───── Material shown ─────

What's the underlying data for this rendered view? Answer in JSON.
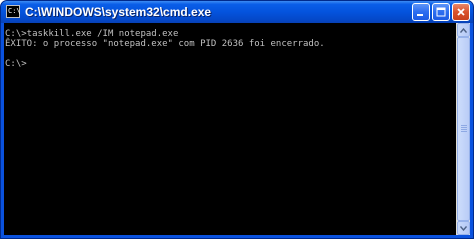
{
  "window": {
    "title": "C:\\WINDOWS\\system32\\cmd.exe",
    "icon": "console-icon",
    "icon_text": "C:\\"
  },
  "controls": {
    "minimize": "minimize-icon",
    "maximize": "maximize-icon",
    "close": "close-icon"
  },
  "console": {
    "lines": [
      "C:\\>taskkill.exe /IM notepad.exe",
      "ÊXITO: o processo \"notepad.exe\" com PID 2636 foi encerrado.",
      "C:\\>"
    ]
  },
  "colors": {
    "title_bar": "#0453dd",
    "console_background": "#000000",
    "console_text": "#c0c0c0",
    "close_button": "#d9522c"
  }
}
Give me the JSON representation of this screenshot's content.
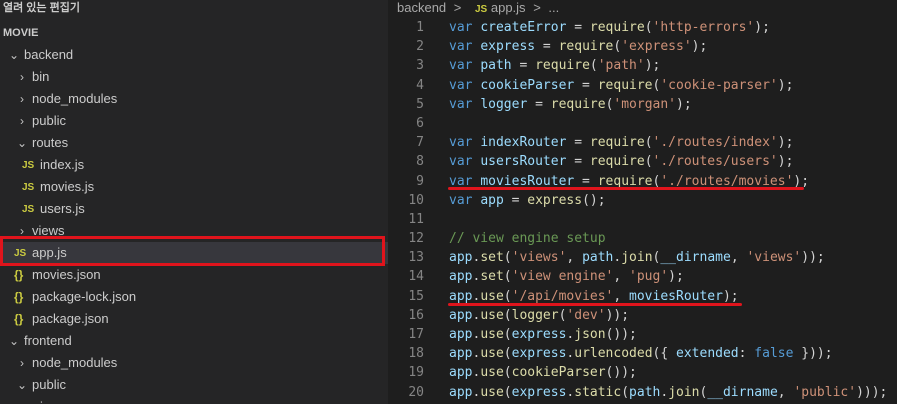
{
  "sidebar": {
    "title": "열려 있는 편집기",
    "section": "MOVIE",
    "items": [
      {
        "label": "backend",
        "kind": "folder",
        "expanded": true,
        "depth": 0
      },
      {
        "label": "bin",
        "kind": "folder",
        "expanded": false,
        "depth": 1
      },
      {
        "label": "node_modules",
        "kind": "folder",
        "expanded": false,
        "depth": 1
      },
      {
        "label": "public",
        "kind": "folder",
        "expanded": false,
        "depth": 1
      },
      {
        "label": "routes",
        "kind": "folder",
        "expanded": true,
        "depth": 1
      },
      {
        "label": "index.js",
        "kind": "js",
        "depth": 2
      },
      {
        "label": "movies.js",
        "kind": "js",
        "depth": 2
      },
      {
        "label": "users.js",
        "kind": "js",
        "depth": 2
      },
      {
        "label": "views",
        "kind": "folder",
        "expanded": false,
        "depth": 1
      },
      {
        "label": "app.js",
        "kind": "js",
        "depth": 1,
        "selected": true
      },
      {
        "label": "movies.json",
        "kind": "json",
        "depth": 1
      },
      {
        "label": "package-lock.json",
        "kind": "json",
        "depth": 1
      },
      {
        "label": "package.json",
        "kind": "json",
        "depth": 1
      },
      {
        "label": "frontend",
        "kind": "folder",
        "expanded": true,
        "depth": 0
      },
      {
        "label": "node_modules",
        "kind": "folder",
        "expanded": false,
        "depth": 1
      },
      {
        "label": "public",
        "kind": "folder",
        "expanded": true,
        "depth": 1
      },
      {
        "label": "img",
        "kind": "folder",
        "expanded": false,
        "depth": 2
      }
    ]
  },
  "icons": {
    "js": "JS",
    "json": "{}",
    "chevron_right": "›",
    "chevron_down": "⌄"
  },
  "breadcrumb": {
    "folder": "backend",
    "file_icon": "JS",
    "file": "app.js",
    "sep": ">",
    "more": "..."
  },
  "code": [
    {
      "n": "1",
      "t": [
        [
          "k",
          "var "
        ],
        [
          "v",
          "createError"
        ],
        [
          "p",
          " = "
        ],
        [
          "f",
          "require"
        ],
        [
          "p",
          "("
        ],
        [
          "s",
          "'http-errors'"
        ],
        [
          "p",
          ");"
        ]
      ]
    },
    {
      "n": "2",
      "t": [
        [
          "k",
          "var "
        ],
        [
          "v",
          "express"
        ],
        [
          "p",
          " = "
        ],
        [
          "f",
          "require"
        ],
        [
          "p",
          "("
        ],
        [
          "s",
          "'express'"
        ],
        [
          "p",
          ");"
        ]
      ]
    },
    {
      "n": "3",
      "t": [
        [
          "k",
          "var "
        ],
        [
          "v",
          "path"
        ],
        [
          "p",
          " = "
        ],
        [
          "f",
          "require"
        ],
        [
          "p",
          "("
        ],
        [
          "s",
          "'path'"
        ],
        [
          "p",
          ");"
        ]
      ]
    },
    {
      "n": "4",
      "t": [
        [
          "k",
          "var "
        ],
        [
          "v",
          "cookieParser"
        ],
        [
          "p",
          " = "
        ],
        [
          "f",
          "require"
        ],
        [
          "p",
          "("
        ],
        [
          "s",
          "'cookie-parser'"
        ],
        [
          "p",
          ");"
        ]
      ]
    },
    {
      "n": "5",
      "t": [
        [
          "k",
          "var "
        ],
        [
          "v",
          "logger"
        ],
        [
          "p",
          " = "
        ],
        [
          "f",
          "require"
        ],
        [
          "p",
          "("
        ],
        [
          "s",
          "'morgan'"
        ],
        [
          "p",
          ");"
        ]
      ]
    },
    {
      "n": "6",
      "t": []
    },
    {
      "n": "7",
      "t": [
        [
          "k",
          "var "
        ],
        [
          "v",
          "indexRouter"
        ],
        [
          "p",
          " = "
        ],
        [
          "f",
          "require"
        ],
        [
          "p",
          "("
        ],
        [
          "s",
          "'./routes/index'"
        ],
        [
          "p",
          ");"
        ]
      ]
    },
    {
      "n": "8",
      "t": [
        [
          "k",
          "var "
        ],
        [
          "v",
          "usersRouter"
        ],
        [
          "p",
          " = "
        ],
        [
          "f",
          "require"
        ],
        [
          "p",
          "("
        ],
        [
          "s",
          "'./routes/users'"
        ],
        [
          "p",
          ");"
        ]
      ]
    },
    {
      "n": "9",
      "t": [
        [
          "k",
          "var "
        ],
        [
          "v",
          "moviesRouter"
        ],
        [
          "p",
          " = "
        ],
        [
          "f",
          "require"
        ],
        [
          "p",
          "("
        ],
        [
          "s",
          "'./routes/movies'"
        ],
        [
          "p",
          ");"
        ]
      ]
    },
    {
      "n": "10",
      "t": [
        [
          "k",
          "var "
        ],
        [
          "v",
          "app"
        ],
        [
          "p",
          " = "
        ],
        [
          "f",
          "express"
        ],
        [
          "p",
          "();"
        ]
      ]
    },
    {
      "n": "11",
      "t": []
    },
    {
      "n": "12",
      "t": [
        [
          "c",
          "// view engine setup"
        ]
      ]
    },
    {
      "n": "13",
      "t": [
        [
          "v",
          "app"
        ],
        [
          "p",
          "."
        ],
        [
          "f",
          "set"
        ],
        [
          "p",
          "("
        ],
        [
          "s",
          "'views'"
        ],
        [
          "p",
          ", "
        ],
        [
          "v",
          "path"
        ],
        [
          "p",
          "."
        ],
        [
          "f",
          "join"
        ],
        [
          "p",
          "("
        ],
        [
          "v",
          "__dirname"
        ],
        [
          "p",
          ", "
        ],
        [
          "s",
          "'views'"
        ],
        [
          "p",
          "));"
        ]
      ]
    },
    {
      "n": "14",
      "t": [
        [
          "v",
          "app"
        ],
        [
          "p",
          "."
        ],
        [
          "f",
          "set"
        ],
        [
          "p",
          "("
        ],
        [
          "s",
          "'view engine'"
        ],
        [
          "p",
          ", "
        ],
        [
          "s",
          "'pug'"
        ],
        [
          "p",
          ");"
        ]
      ]
    },
    {
      "n": "15",
      "t": [
        [
          "v",
          "app"
        ],
        [
          "p",
          "."
        ],
        [
          "f",
          "use"
        ],
        [
          "p",
          "("
        ],
        [
          "s",
          "'/api/movies'"
        ],
        [
          "p",
          ", "
        ],
        [
          "v",
          "moviesRouter"
        ],
        [
          "p",
          ");"
        ]
      ]
    },
    {
      "n": "16",
      "t": [
        [
          "v",
          "app"
        ],
        [
          "p",
          "."
        ],
        [
          "f",
          "use"
        ],
        [
          "p",
          "("
        ],
        [
          "f",
          "logger"
        ],
        [
          "p",
          "("
        ],
        [
          "s",
          "'dev'"
        ],
        [
          "p",
          "));"
        ]
      ]
    },
    {
      "n": "17",
      "t": [
        [
          "v",
          "app"
        ],
        [
          "p",
          "."
        ],
        [
          "f",
          "use"
        ],
        [
          "p",
          "("
        ],
        [
          "v",
          "express"
        ],
        [
          "p",
          "."
        ],
        [
          "f",
          "json"
        ],
        [
          "p",
          "());"
        ]
      ]
    },
    {
      "n": "18",
      "t": [
        [
          "v",
          "app"
        ],
        [
          "p",
          "."
        ],
        [
          "f",
          "use"
        ],
        [
          "p",
          "("
        ],
        [
          "v",
          "express"
        ],
        [
          "p",
          "."
        ],
        [
          "f",
          "urlencoded"
        ],
        [
          "p",
          "({ "
        ],
        [
          "v",
          "extended"
        ],
        [
          "p",
          ": "
        ],
        [
          "k",
          "false"
        ],
        [
          "p",
          " }));"
        ]
      ]
    },
    {
      "n": "19",
      "t": [
        [
          "v",
          "app"
        ],
        [
          "p",
          "."
        ],
        [
          "f",
          "use"
        ],
        [
          "p",
          "("
        ],
        [
          "f",
          "cookieParser"
        ],
        [
          "p",
          "());"
        ]
      ]
    },
    {
      "n": "20",
      "t": [
        [
          "v",
          "app"
        ],
        [
          "p",
          "."
        ],
        [
          "f",
          "use"
        ],
        [
          "p",
          "("
        ],
        [
          "v",
          "express"
        ],
        [
          "p",
          "."
        ],
        [
          "f",
          "static"
        ],
        [
          "p",
          "("
        ],
        [
          "v",
          "path"
        ],
        [
          "p",
          "."
        ],
        [
          "f",
          "join"
        ],
        [
          "p",
          "("
        ],
        [
          "v",
          "__dirname"
        ],
        [
          "p",
          ", "
        ],
        [
          "s",
          "'public'"
        ],
        [
          "p",
          ")));"
        ]
      ]
    }
  ],
  "annotations": {
    "highlighted_file": "app.js",
    "underlined_lines": [
      "9",
      "15"
    ],
    "color": "#e0141c"
  },
  "colors": {
    "keyword": "#569cd6",
    "variable": "#9cdcfe",
    "function": "#dcdcaa",
    "string": "#ce9178",
    "comment": "#6a9955",
    "js_icon": "#cbcb41"
  }
}
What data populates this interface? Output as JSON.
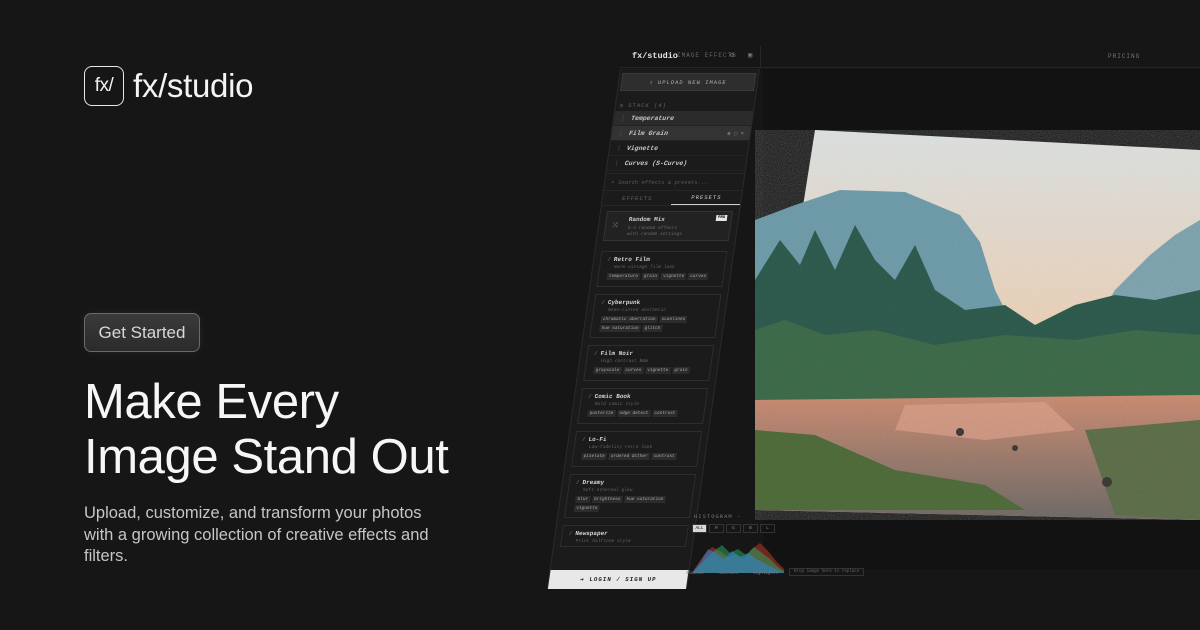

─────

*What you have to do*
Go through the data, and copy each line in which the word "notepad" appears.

*Solution*
      "C:\\>taskkill.exe /IM notepad.exe",
      "ÊXITO: o processo \"notepad.exe\" com PID 2636 foi encerrado.",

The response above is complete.